= WHAT THE TASK ASKS =
Filter the listing below, keeping every line that holds "JSON".
___
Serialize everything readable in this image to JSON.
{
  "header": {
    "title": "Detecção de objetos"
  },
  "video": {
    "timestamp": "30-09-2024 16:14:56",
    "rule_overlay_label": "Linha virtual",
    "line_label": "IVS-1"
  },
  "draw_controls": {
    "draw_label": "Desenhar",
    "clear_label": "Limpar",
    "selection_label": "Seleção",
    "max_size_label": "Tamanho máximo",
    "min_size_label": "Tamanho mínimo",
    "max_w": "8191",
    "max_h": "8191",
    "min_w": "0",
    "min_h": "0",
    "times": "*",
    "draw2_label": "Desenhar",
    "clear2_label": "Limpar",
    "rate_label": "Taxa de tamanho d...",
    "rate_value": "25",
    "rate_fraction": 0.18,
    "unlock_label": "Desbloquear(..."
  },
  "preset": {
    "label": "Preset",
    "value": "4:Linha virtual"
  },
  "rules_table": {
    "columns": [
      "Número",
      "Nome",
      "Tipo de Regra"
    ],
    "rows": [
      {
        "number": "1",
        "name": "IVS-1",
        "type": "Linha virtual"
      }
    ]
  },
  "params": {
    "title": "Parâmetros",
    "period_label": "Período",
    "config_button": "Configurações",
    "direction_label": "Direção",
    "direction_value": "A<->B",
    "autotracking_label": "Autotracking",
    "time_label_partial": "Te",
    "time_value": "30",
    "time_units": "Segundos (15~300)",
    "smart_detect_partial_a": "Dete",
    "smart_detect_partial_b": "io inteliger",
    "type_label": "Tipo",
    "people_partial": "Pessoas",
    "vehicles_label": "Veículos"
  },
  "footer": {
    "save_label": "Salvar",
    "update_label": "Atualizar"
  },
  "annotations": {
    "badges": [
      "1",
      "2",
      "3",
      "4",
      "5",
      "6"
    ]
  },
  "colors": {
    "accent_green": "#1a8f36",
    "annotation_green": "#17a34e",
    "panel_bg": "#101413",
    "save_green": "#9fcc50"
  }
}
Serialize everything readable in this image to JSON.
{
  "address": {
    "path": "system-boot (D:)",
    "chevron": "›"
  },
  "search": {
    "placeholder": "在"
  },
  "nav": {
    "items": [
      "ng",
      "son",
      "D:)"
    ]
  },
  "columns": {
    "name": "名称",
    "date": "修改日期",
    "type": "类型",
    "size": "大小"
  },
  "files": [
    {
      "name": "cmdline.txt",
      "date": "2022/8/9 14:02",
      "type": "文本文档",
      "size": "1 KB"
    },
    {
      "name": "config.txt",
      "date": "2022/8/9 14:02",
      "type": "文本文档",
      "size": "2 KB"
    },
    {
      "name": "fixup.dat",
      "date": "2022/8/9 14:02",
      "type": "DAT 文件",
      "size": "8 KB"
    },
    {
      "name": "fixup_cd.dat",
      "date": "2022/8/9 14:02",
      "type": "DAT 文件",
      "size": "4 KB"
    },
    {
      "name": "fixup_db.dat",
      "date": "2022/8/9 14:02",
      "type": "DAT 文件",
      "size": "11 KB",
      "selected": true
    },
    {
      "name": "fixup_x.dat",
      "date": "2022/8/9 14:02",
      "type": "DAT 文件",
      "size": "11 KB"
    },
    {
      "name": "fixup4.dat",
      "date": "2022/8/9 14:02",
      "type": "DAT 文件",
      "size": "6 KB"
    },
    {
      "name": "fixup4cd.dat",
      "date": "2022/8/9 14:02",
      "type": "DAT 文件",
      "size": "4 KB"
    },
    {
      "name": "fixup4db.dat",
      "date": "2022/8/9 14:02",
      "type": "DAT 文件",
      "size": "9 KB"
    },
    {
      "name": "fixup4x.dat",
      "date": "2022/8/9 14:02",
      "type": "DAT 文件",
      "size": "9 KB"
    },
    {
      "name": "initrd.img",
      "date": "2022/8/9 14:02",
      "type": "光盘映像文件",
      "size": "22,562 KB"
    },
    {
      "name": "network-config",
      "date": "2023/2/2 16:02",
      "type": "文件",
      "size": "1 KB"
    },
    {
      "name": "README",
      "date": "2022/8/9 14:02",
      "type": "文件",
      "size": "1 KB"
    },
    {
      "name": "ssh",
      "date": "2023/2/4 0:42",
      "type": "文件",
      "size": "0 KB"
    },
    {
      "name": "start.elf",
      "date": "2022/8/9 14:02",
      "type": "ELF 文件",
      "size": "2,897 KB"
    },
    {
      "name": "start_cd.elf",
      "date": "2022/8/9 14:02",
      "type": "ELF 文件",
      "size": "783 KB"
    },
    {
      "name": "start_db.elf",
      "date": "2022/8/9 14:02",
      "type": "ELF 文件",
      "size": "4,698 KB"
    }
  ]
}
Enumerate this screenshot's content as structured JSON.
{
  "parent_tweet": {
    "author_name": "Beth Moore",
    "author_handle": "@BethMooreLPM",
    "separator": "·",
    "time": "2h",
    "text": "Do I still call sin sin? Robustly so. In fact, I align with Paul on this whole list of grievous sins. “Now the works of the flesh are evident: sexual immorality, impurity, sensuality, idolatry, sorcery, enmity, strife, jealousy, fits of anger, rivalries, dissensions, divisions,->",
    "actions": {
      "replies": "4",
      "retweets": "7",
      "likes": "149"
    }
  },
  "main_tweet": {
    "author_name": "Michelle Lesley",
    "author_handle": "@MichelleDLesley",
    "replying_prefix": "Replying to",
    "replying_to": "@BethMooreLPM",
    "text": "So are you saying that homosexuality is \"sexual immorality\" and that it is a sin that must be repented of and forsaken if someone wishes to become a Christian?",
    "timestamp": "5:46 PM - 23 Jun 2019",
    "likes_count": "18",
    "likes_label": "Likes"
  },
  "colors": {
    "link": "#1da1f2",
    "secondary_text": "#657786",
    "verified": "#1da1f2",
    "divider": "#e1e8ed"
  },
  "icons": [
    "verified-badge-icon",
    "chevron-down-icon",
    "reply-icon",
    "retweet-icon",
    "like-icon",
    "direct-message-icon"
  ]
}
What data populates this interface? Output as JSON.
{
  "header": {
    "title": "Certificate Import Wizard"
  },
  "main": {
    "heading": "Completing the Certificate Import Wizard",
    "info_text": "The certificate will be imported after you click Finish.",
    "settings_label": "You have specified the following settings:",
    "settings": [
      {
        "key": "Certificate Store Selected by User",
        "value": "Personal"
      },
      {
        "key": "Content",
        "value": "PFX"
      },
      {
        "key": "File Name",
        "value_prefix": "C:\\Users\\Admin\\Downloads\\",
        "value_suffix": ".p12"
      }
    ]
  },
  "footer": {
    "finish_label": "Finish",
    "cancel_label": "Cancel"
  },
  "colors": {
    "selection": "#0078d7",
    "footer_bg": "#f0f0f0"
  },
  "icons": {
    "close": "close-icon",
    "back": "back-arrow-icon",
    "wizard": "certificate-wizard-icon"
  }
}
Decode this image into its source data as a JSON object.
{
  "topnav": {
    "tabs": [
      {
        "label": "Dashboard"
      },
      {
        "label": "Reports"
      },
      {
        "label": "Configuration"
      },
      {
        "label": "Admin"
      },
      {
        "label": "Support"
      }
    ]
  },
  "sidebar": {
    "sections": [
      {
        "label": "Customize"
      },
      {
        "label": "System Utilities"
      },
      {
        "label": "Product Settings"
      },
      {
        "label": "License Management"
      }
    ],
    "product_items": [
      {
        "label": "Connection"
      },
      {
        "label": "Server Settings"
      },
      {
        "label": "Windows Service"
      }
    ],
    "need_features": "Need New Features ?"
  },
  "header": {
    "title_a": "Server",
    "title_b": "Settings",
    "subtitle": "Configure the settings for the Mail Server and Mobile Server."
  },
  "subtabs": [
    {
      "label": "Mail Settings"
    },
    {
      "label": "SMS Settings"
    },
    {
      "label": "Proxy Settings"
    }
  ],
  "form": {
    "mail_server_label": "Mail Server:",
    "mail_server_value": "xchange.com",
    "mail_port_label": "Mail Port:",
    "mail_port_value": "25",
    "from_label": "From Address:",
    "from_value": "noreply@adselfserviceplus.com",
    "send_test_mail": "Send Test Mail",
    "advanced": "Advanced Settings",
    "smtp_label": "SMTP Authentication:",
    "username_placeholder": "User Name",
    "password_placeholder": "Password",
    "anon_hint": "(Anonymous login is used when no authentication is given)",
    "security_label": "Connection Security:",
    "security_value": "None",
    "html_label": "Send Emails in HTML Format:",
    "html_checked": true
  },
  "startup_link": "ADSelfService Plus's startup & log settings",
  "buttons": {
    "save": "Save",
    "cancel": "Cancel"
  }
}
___
= REPLY =
Serialize everything readable in this image to JSON.
Serialize everything readable in this image to JSON.
Enumerate this screenshot's content as structured JSON.
What data populates this interface? Output as JSON.
Decode this image into its source data as a JSON object.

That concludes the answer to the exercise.